+++ PROVIDED RECORDS

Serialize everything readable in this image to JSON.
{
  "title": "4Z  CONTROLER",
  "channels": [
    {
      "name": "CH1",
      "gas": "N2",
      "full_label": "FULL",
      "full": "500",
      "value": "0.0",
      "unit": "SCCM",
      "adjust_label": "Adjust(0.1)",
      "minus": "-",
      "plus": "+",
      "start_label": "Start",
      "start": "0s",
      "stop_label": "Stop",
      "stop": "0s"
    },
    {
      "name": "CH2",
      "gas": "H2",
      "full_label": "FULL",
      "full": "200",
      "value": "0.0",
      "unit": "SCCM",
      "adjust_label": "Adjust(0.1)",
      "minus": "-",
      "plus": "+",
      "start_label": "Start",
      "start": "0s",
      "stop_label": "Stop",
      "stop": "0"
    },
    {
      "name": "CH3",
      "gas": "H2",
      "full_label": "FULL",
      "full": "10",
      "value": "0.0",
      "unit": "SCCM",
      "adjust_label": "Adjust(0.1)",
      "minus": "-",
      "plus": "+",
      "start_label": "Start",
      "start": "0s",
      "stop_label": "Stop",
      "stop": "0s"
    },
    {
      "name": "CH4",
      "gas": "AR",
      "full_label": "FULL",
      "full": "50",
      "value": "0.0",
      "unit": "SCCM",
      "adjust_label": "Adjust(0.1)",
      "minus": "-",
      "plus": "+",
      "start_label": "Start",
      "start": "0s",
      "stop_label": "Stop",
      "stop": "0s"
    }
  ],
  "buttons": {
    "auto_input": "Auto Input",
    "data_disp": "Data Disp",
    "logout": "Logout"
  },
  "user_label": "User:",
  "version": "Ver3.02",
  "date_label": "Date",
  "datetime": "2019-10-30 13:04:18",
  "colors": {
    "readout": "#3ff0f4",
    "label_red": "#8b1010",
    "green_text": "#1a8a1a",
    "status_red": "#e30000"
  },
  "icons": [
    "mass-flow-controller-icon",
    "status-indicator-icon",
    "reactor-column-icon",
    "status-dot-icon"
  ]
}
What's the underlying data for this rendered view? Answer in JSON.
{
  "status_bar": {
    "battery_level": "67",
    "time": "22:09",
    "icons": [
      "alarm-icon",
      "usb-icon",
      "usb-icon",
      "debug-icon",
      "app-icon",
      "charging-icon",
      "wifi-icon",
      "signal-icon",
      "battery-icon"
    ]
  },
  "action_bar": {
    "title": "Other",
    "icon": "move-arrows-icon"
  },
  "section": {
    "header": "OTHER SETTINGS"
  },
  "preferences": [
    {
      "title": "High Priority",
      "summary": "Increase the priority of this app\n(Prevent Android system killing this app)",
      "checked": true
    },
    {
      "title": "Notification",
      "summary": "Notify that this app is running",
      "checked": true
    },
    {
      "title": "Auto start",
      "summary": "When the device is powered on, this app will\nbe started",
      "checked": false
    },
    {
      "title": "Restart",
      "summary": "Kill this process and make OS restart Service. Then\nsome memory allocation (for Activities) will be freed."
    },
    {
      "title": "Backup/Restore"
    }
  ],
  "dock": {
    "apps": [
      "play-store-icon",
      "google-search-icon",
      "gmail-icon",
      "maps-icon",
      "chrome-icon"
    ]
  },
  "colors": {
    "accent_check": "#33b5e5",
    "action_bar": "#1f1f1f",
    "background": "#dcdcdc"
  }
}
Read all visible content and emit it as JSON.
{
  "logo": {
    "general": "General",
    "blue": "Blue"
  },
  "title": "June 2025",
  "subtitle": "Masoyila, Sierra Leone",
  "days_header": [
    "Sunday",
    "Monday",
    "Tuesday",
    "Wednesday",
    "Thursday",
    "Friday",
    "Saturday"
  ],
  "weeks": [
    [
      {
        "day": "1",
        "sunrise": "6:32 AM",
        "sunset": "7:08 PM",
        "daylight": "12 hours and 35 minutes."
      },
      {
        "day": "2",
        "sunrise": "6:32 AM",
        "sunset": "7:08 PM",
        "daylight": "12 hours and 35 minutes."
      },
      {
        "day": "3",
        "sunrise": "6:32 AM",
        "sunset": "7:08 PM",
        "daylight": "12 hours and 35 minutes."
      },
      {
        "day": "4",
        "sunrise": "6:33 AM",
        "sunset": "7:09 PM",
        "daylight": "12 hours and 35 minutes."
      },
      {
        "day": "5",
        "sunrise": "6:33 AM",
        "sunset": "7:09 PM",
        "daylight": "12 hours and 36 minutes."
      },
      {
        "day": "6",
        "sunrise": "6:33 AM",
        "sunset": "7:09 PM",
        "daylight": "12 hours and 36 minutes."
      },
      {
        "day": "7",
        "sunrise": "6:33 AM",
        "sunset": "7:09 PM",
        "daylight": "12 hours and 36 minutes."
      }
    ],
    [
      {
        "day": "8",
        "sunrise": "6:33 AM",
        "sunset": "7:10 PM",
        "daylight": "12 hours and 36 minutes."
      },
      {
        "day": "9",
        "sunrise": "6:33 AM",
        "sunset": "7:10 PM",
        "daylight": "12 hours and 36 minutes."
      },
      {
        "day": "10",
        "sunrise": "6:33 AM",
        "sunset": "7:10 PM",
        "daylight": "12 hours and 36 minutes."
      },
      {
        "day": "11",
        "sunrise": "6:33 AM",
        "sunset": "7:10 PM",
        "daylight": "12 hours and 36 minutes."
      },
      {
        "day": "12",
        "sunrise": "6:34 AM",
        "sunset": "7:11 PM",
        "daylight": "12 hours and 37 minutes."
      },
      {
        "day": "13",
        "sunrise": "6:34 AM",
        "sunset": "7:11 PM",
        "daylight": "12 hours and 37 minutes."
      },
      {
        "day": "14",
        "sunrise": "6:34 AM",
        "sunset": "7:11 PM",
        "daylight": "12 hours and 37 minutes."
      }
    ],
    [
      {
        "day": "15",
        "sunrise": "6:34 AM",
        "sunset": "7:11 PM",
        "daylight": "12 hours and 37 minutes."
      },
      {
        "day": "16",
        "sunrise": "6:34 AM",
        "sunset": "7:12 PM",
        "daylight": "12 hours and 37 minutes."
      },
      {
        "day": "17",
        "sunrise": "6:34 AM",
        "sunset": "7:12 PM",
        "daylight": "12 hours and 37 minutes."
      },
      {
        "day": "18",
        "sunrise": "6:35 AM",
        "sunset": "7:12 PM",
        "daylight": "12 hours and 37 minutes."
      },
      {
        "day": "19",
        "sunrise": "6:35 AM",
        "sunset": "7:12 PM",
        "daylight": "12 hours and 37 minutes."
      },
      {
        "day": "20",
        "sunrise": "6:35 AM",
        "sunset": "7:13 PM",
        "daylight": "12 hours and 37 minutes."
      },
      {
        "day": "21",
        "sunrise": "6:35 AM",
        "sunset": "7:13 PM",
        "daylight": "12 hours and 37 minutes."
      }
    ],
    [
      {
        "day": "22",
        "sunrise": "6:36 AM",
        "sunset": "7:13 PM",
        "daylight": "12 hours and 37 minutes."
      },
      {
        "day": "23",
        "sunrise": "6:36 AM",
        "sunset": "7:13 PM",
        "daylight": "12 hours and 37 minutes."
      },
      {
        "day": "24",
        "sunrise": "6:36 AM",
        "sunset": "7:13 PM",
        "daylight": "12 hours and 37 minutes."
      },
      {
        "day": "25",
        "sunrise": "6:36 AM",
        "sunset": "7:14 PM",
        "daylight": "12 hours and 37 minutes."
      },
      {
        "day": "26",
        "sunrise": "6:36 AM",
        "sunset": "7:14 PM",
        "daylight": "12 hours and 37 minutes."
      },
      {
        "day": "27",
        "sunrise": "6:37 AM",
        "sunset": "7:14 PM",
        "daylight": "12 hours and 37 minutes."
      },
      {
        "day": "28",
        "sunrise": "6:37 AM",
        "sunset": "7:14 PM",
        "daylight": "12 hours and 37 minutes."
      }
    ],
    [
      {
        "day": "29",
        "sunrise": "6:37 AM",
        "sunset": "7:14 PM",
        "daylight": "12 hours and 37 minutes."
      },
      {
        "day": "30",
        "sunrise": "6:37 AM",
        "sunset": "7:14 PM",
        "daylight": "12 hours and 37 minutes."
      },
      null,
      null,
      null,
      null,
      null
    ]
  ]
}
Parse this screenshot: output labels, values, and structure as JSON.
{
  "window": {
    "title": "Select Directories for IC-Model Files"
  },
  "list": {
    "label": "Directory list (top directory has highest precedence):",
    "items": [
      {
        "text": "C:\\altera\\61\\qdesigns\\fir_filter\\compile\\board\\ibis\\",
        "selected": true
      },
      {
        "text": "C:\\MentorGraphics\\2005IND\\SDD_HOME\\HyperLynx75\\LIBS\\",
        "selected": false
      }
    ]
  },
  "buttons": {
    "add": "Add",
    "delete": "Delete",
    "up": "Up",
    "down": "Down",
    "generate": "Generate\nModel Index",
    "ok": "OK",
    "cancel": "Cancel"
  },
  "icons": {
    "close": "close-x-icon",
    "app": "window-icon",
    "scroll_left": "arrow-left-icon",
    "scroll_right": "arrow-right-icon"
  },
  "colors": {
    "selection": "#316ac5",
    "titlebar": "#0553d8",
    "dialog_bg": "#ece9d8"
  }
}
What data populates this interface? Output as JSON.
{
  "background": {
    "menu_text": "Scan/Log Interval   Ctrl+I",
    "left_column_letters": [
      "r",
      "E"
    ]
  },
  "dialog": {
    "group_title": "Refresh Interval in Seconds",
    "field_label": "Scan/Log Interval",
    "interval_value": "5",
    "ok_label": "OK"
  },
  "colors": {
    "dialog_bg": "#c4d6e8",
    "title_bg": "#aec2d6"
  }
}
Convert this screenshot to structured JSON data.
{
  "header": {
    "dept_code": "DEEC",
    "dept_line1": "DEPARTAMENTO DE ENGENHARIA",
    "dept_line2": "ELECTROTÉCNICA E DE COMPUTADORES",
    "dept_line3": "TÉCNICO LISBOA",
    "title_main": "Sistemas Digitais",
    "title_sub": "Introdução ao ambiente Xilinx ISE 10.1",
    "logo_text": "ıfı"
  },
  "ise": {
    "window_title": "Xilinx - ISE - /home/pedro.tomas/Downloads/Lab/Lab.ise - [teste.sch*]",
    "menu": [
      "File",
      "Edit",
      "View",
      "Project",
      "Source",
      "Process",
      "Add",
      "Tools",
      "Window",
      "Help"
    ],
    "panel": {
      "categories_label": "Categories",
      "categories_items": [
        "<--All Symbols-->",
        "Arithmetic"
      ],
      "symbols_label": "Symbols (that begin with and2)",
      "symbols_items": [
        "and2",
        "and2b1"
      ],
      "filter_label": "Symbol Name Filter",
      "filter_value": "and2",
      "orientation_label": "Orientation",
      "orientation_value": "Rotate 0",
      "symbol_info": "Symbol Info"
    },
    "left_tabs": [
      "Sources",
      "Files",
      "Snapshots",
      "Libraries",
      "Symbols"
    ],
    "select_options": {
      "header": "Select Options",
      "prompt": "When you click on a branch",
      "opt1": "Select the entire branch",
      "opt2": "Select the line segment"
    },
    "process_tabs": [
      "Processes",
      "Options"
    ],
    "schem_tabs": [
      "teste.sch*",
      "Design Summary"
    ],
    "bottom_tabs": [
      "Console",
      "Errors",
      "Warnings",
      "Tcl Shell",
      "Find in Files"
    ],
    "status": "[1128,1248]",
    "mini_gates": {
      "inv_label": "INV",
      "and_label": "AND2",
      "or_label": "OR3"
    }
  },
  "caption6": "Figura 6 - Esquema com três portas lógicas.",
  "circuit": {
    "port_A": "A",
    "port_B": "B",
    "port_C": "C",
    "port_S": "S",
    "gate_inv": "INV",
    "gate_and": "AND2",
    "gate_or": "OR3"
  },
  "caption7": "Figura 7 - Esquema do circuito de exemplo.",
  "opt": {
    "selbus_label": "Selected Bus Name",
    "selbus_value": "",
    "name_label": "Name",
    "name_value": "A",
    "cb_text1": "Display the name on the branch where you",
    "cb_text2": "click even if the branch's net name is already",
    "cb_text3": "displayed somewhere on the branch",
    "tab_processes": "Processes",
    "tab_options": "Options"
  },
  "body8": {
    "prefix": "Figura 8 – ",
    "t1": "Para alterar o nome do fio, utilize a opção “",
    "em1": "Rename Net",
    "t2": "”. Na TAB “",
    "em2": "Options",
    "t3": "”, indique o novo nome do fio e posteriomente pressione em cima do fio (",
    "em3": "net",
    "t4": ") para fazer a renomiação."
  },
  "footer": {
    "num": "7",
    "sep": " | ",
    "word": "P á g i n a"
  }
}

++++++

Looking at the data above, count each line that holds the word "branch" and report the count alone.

5